By Ambar Warrick
Investing.com — Most Asian currencies moved in a flat-to-low range on Thursday, coming under pressure from softer-than-expected Chinese inflation data, while persistent concerns over rising U.S. interest rates and a hawkish Federal Reserve also weighed.
fell 0.2% and was among the worst performers for the day after
inflation read weaker than expected for February. The reading, coupled with weak trade data earlier this week and a soft GDP forecast for the year, ramped up concerns that a Chinese economic rebound may not be as pronounced as initially expected.
Soft inflation gives the People’s Bank less headroom to eventually tighten policy – which, coupled with rising
U.S. interest rates
, is likely to batter the yuan in the near-term. The currency was close to breaking below the key 7 level against the dollar, which could herald more losses.
Weakness in China bodes poorly for broader Asian markets, given their reliance on the country as a major trading hub. Other China-exposed currencies were also under pressure, with the
South Korean won
losing 0.2% each.

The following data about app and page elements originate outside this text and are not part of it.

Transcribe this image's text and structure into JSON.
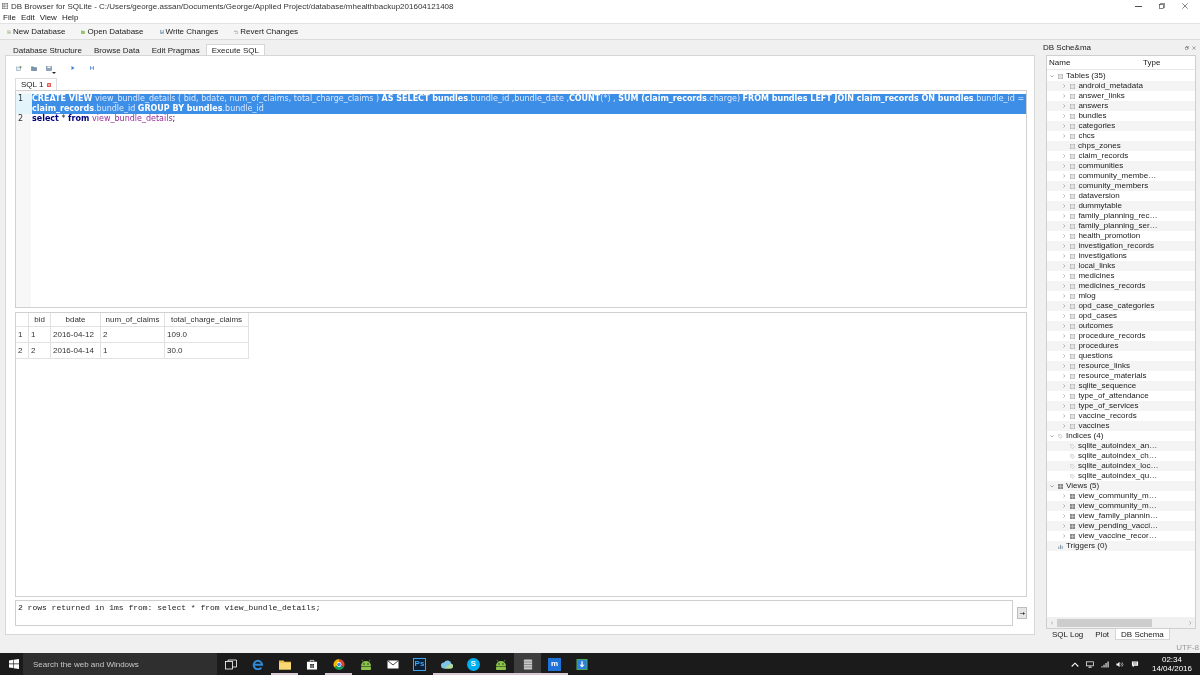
{
  "window": {
    "title": "DB Browser for SQLite - C:/Users/george.assan/Documents/George/Applied Project/database/mhealthbackup201604121408"
  },
  "menu": [
    "File",
    "Edit",
    "View",
    "Help"
  ],
  "toolbar": [
    {
      "kind": "new",
      "label": "New Database"
    },
    {
      "kind": "open",
      "label": "Open Database"
    },
    {
      "kind": "write",
      "label": "Write Changes"
    },
    {
      "kind": "revert",
      "label": "Revert Changes"
    }
  ],
  "tabs": [
    {
      "label": "Database Structure",
      "selected": false
    },
    {
      "label": "Browse Data",
      "selected": false
    },
    {
      "label": "Edit Pragmas",
      "selected": false
    },
    {
      "label": "Execute SQL",
      "selected": true
    }
  ],
  "editor": {
    "tabs": [
      {
        "label": "SQL 1",
        "selected": true
      }
    ],
    "lines": [
      {
        "number": "1",
        "selected": true,
        "tokens": [
          {
            "kind": "keyword",
            "text": "CREATE VIEW "
          },
          {
            "kind": "identifier",
            "text": "view_bundle_details ( bid, bdate, num_of_claims, total_charge_claims ) "
          },
          {
            "kind": "keyword",
            "text": "AS SELECT bundles"
          },
          {
            "kind": "identifier",
            "text": ".bundle_id ,bundle_date ,"
          },
          {
            "kind": "keyword",
            "text": "COUNT"
          },
          {
            "kind": "identifier",
            "text": "(*) , "
          },
          {
            "kind": "keyword",
            "text": "SUM (claim_records"
          },
          {
            "kind": "identifier",
            "text": ".charge) "
          },
          {
            "kind": "keyword",
            "text": "FROM bundles LEFT JOIN claim_records ON bundles"
          },
          {
            "kind": "identifier",
            "text": ".bundle_id = "
          },
          {
            "kind": "keyword",
            "text": "claim_records"
          },
          {
            "kind": "identifier",
            "text": ".bundle_id "
          },
          {
            "kind": "keyword",
            "text": "GROUP BY bundles"
          },
          {
            "kind": "identifier",
            "text": ".bundle_id"
          }
        ]
      },
      {
        "number": "2",
        "selected": false,
        "tokens": [
          {
            "kind": "keyword",
            "text": "select"
          },
          {
            "kind": "plain",
            "text": " * "
          },
          {
            "kind": "keyword",
            "text": "from "
          },
          {
            "kind": "identifier",
            "text": "view_bundle_details"
          },
          {
            "kind": "plain",
            "text": ";"
          }
        ]
      }
    ]
  },
  "results": {
    "columns": [
      "bid",
      "bdate",
      "num_of_claims",
      "total_charge_claims"
    ],
    "rows": [
      {
        "header": "1",
        "cells": [
          "1",
          "2016-04-12",
          "2",
          "109.0"
        ]
      },
      {
        "header": "2",
        "cells": [
          "2",
          "2016-04-14",
          "1",
          "30.0"
        ]
      }
    ],
    "message": "2 rows returned in 1ms from: select * from view_bundle_details;"
  },
  "schema": {
    "title": "DB Sche&ma",
    "columns": [
      "Name",
      "Type"
    ],
    "tree": [
      {
        "label": "Tables (35)",
        "kind": "table",
        "expandable": true,
        "expanded": true,
        "children": [
          {
            "label": "android_metadata",
            "kind": "table",
            "expandable": true,
            "expanded": false
          },
          {
            "label": "answer_links",
            "kind": "table",
            "expandable": true,
            "expanded": false
          },
          {
            "label": "answers",
            "kind": "table",
            "expandable": true,
            "expanded": false
          },
          {
            "label": "bundles",
            "kind": "table",
            "expandable": true,
            "expanded": false
          },
          {
            "label": "categories",
            "kind": "table",
            "expandable": true,
            "expanded": false
          },
          {
            "label": "chcs",
            "kind": "table",
            "expandable": true,
            "expanded": false
          },
          {
            "label": "chps_zones",
            "kind": "table",
            "expandable": false
          },
          {
            "label": "claim_records",
            "kind": "table",
            "expandable": true,
            "expanded": false
          },
          {
            "label": "communities",
            "kind": "table",
            "expandable": true,
            "expanded": false
          },
          {
            "label": "community_membe…",
            "kind": "table",
            "expandable": true,
            "expanded": false
          },
          {
            "label": "comunity_members",
            "kind": "table",
            "expandable": true,
            "expanded": false
          },
          {
            "label": "dataversion",
            "kind": "table",
            "expandable": true,
            "expanded": false
          },
          {
            "label": "dummytable",
            "kind": "table",
            "expandable": true,
            "expanded": false
          },
          {
            "label": "family_planning_rec…",
            "kind": "table",
            "expandable": true,
            "expanded": false
          },
          {
            "label": "family_planning_ser…",
            "kind": "table",
            "expandable": true,
            "expanded": false
          },
          {
            "label": "health_promotion",
            "kind": "table",
            "expandable": true,
            "expanded": false
          },
          {
            "label": "investigation_records",
            "kind": "table",
            "expandable": true,
            "expanded": false
          },
          {
            "label": "investigations",
            "kind": "table",
            "expandable": true,
            "expanded": false
          },
          {
            "label": "local_links",
            "kind": "table",
            "expandable": true,
            "expanded": false
          },
          {
            "label": "medicines",
            "kind": "table",
            "expandable": true,
            "expanded": false
          },
          {
            "label": "medicines_records",
            "kind": "table",
            "expandable": true,
            "expanded": false
          },
          {
            "label": "mlog",
            "kind": "table",
            "expandable": true,
            "expanded": false
          },
          {
            "label": "opd_case_categories",
            "kind": "table",
            "expandable": true,
            "expanded": false
          },
          {
            "label": "opd_cases",
            "kind": "table",
            "expandable": true,
            "expanded": false
          },
          {
            "label": "outcomes",
            "kind": "table",
            "expandable": true,
            "expanded": false
          },
          {
            "label": "procedure_records",
            "kind": "table",
            "expandable": true,
            "expanded": false
          },
          {
            "label": "procedures",
            "kind": "table",
            "expandable": true,
            "expanded": false
          },
          {
            "label": "questions",
            "kind": "table",
            "expandable": true,
            "expanded": false
          },
          {
            "label": "resource_links",
            "kind": "table",
            "expandable": true,
            "expanded": false
          },
          {
            "label": "resource_materials",
            "kind": "table",
            "expandable": true,
            "expanded": false
          },
          {
            "label": "sqlite_sequence",
            "kind": "table",
            "expandable": true,
            "expanded": false
          },
          {
            "label": "type_of_attendance",
            "kind": "table",
            "expandable": true,
            "expanded": false
          },
          {
            "label": "type_of_services",
            "kind": "table",
            "expandable": true,
            "expanded": false
          },
          {
            "label": "vaccine_records",
            "kind": "table",
            "expandable": true,
            "expanded": false
          },
          {
            "label": "vaccines",
            "kind": "table",
            "expandable": true,
            "expanded": false
          }
        ]
      },
      {
        "label": "Indices (4)",
        "kind": "index",
        "expandable": true,
        "expanded": true,
        "children": [
          {
            "label": "sqlite_autoindex_an…",
            "kind": "index",
            "expandable": false
          },
          {
            "label": "sqlite_autoindex_ch…",
            "kind": "index",
            "expandable": false
          },
          {
            "label": "sqlite_autoindex_loc…",
            "kind": "index",
            "expandable": false
          },
          {
            "label": "sqlite_autoindex_qu…",
            "kind": "index",
            "expandable": false
          }
        ]
      },
      {
        "label": "Views (5)",
        "kind": "view",
        "expandable": true,
        "expanded": true,
        "children": [
          {
            "label": "view_community_m…",
            "kind": "view",
            "expandable": true,
            "expanded": false
          },
          {
            "label": "view_community_m…",
            "kind": "view",
            "expandable": true,
            "expanded": false
          },
          {
            "label": "view_family_plannin…",
            "kind": "view",
            "expandable": true,
            "expanded": false
          },
          {
            "label": "view_pending_vacci…",
            "kind": "view",
            "expandable": true,
            "expanded": false
          },
          {
            "label": "view_vaccine_recor…",
            "kind": "view",
            "expandable": true,
            "expanded": false
          }
        ]
      },
      {
        "label": "Triggers (0)",
        "kind": "trigger",
        "expandable": false
      }
    ]
  },
  "dock_tabs": [
    {
      "label": "SQL Log",
      "selected": false
    },
    {
      "label": "Plot",
      "selected": false
    },
    {
      "label": "DB Schema",
      "selected": true
    }
  ],
  "status_bar": {
    "encoding": "UTF-8"
  },
  "taskbar": {
    "search": {
      "placeholder": "Search the web and Windows"
    },
    "apps": [
      {
        "kind": "task-view",
        "active": false,
        "running": false
      },
      {
        "kind": "e-logo",
        "active": false,
        "running": false
      },
      {
        "kind": "folder",
        "active": false,
        "running": true
      },
      {
        "kind": "bag",
        "active": false,
        "running": false
      },
      {
        "kind": "wheel",
        "active": false,
        "running": true
      },
      {
        "kind": "robot",
        "active": false,
        "running": false
      },
      {
        "kind": "envelope",
        "active": false,
        "running": false
      },
      {
        "kind": "tile-ps",
        "glyph": "Ps",
        "active": false,
        "running": false
      },
      {
        "kind": "cloud",
        "active": false,
        "running": true
      },
      {
        "kind": "tile-round",
        "glyph": "S",
        "active": false,
        "running": true
      },
      {
        "kind": "robot",
        "active": false,
        "running": true
      },
      {
        "kind": "database",
        "active": true,
        "running": true
      },
      {
        "kind": "tile-m",
        "glyph": "m",
        "active": false,
        "running": true
      },
      {
        "kind": "download",
        "active": false,
        "running": false
      }
    ],
    "time": "02:34",
    "date": "14/04/2016"
  }
}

Broader Asian currencies were nursing steep losses for the week after Federal Reserve Chair Jerome Powell warned that U.S. interest rates will likely rise more than market

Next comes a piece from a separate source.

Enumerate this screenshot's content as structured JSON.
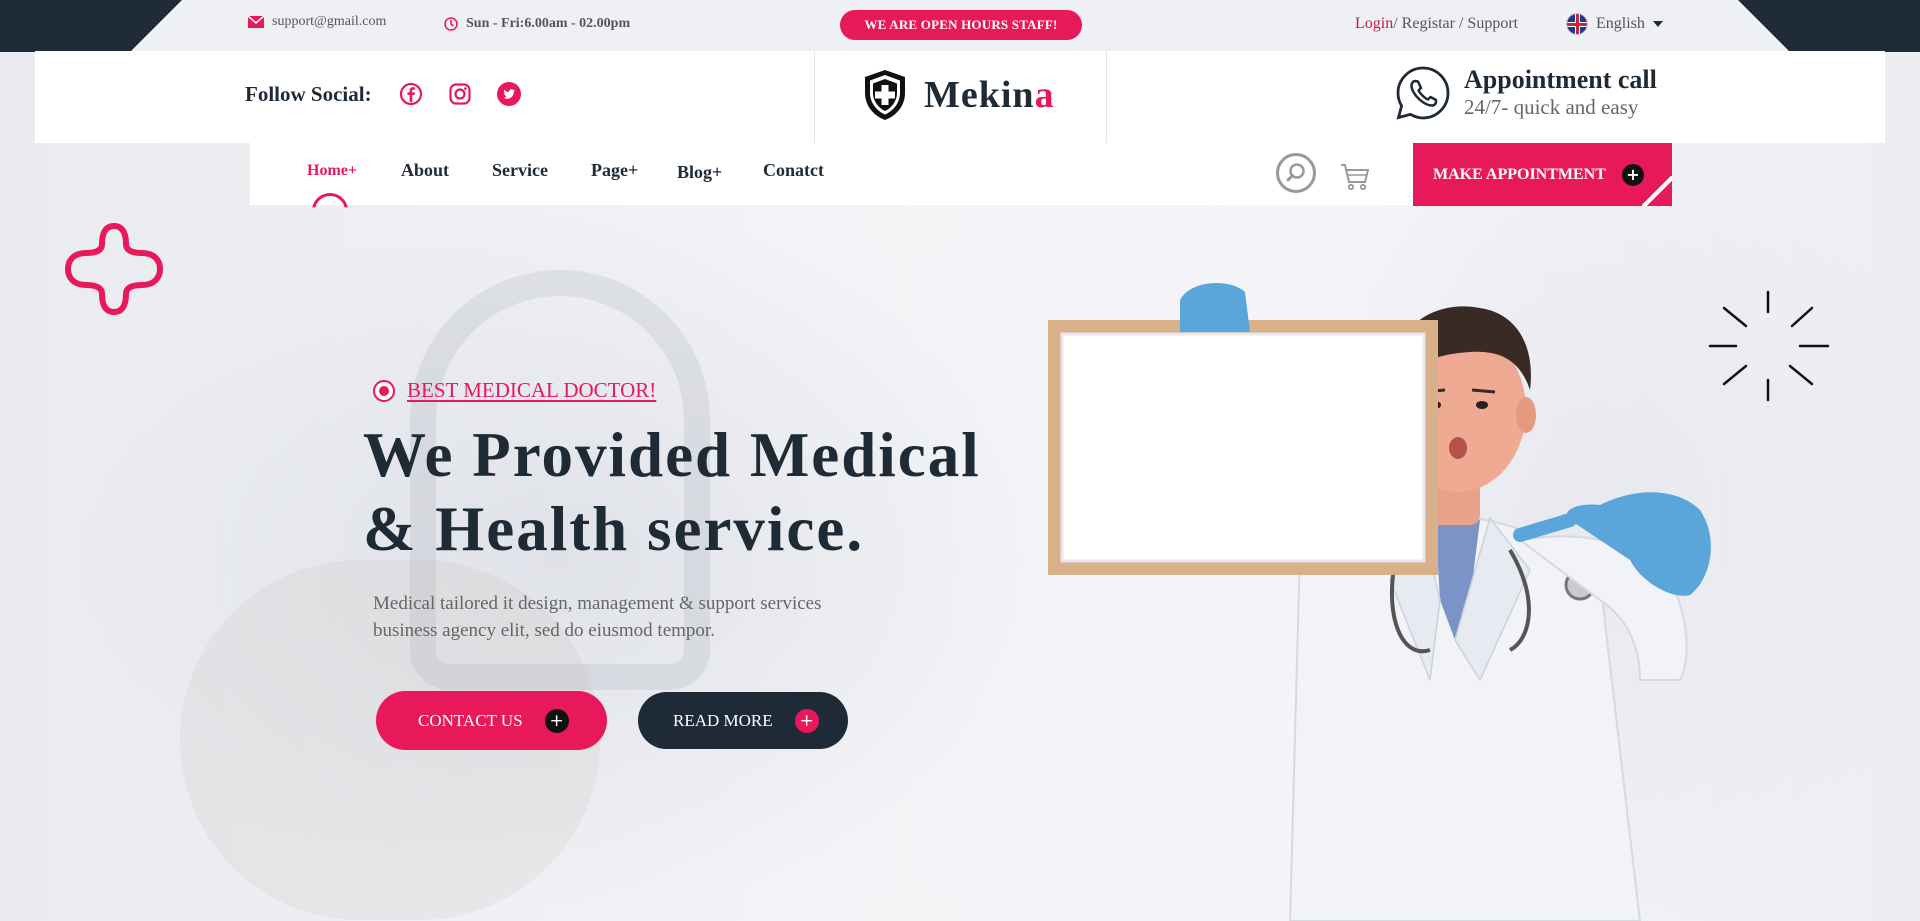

, due to strength in the jobs market and stubborn inflation.
His comments sparked a rally in the dollar and U.S. Treasury yields, drawing capital away from most Asian markets. The dollar hovered just below a three-month high against a basket of currencies on Thursday, with the
dollar index futures
losing 0.1% each.
Overnight data indicated continued strength in the labor market, with a
gauge of private payrolls
rising more than expected in the month through mid-February.
Focus is now squarely on
data from the labor department, due on Friday. Any signs of strength in the U.S. economy give the Fed more space to keep raising rates.
Still, some Asian currencies attempted a recovery from sharp losses earlier this week. The
rose 0.4% after sinking to an over three-month low this week, while the
jumped 0.4% after hitting an over two-month low.
But the upside for the yen remained limited, with the Bank of Japan widely expected to
hold interest rates at record-low levels
on Friday. The bank is also expected to maintain its yield curve control measures, keeping local liquidity high and the yen subdued.
Data on Thursday showed
Japan’s economy stagnated
in the fourth quarter, amid pressure from high inflation and weak manufacturing.